■ **WHAT THE TASK REQUIRES**: Pick every line from the data below that contains the string "title" and copy it.

·····

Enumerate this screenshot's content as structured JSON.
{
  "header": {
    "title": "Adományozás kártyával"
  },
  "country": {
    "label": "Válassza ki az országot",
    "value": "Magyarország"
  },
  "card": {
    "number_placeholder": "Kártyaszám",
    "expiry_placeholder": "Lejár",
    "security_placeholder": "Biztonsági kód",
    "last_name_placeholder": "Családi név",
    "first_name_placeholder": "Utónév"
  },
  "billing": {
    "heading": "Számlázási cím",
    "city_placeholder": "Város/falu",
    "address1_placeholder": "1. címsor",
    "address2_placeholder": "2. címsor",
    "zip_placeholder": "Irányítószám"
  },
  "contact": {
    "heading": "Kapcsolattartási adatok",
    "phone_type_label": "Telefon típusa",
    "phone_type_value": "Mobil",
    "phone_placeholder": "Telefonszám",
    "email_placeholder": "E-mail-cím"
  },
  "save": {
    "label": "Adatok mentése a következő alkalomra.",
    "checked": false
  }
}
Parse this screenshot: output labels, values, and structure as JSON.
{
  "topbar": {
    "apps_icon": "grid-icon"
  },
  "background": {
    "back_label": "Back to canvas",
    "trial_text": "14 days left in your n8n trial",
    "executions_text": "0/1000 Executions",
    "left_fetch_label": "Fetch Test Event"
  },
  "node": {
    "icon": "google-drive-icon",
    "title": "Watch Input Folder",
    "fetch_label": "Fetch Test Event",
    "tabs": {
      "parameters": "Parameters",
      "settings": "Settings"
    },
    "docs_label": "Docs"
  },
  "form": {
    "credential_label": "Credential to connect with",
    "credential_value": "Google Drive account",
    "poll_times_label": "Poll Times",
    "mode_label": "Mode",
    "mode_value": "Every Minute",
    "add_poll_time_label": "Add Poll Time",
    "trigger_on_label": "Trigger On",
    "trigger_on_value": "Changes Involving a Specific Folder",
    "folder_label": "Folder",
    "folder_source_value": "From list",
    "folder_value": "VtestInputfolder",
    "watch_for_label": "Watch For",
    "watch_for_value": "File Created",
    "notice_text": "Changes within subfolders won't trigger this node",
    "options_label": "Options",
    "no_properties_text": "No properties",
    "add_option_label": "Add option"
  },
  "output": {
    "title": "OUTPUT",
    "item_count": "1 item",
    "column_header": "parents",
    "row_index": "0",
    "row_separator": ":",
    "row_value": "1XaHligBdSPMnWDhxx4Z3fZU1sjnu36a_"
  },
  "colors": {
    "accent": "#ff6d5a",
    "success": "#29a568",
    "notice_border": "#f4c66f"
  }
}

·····

■ **ANSWER TO THE EXERCISE**:
    "title": "Adományozás kártyával"
    "title": "Watch Input Folder",
    "title": "OUTPUT",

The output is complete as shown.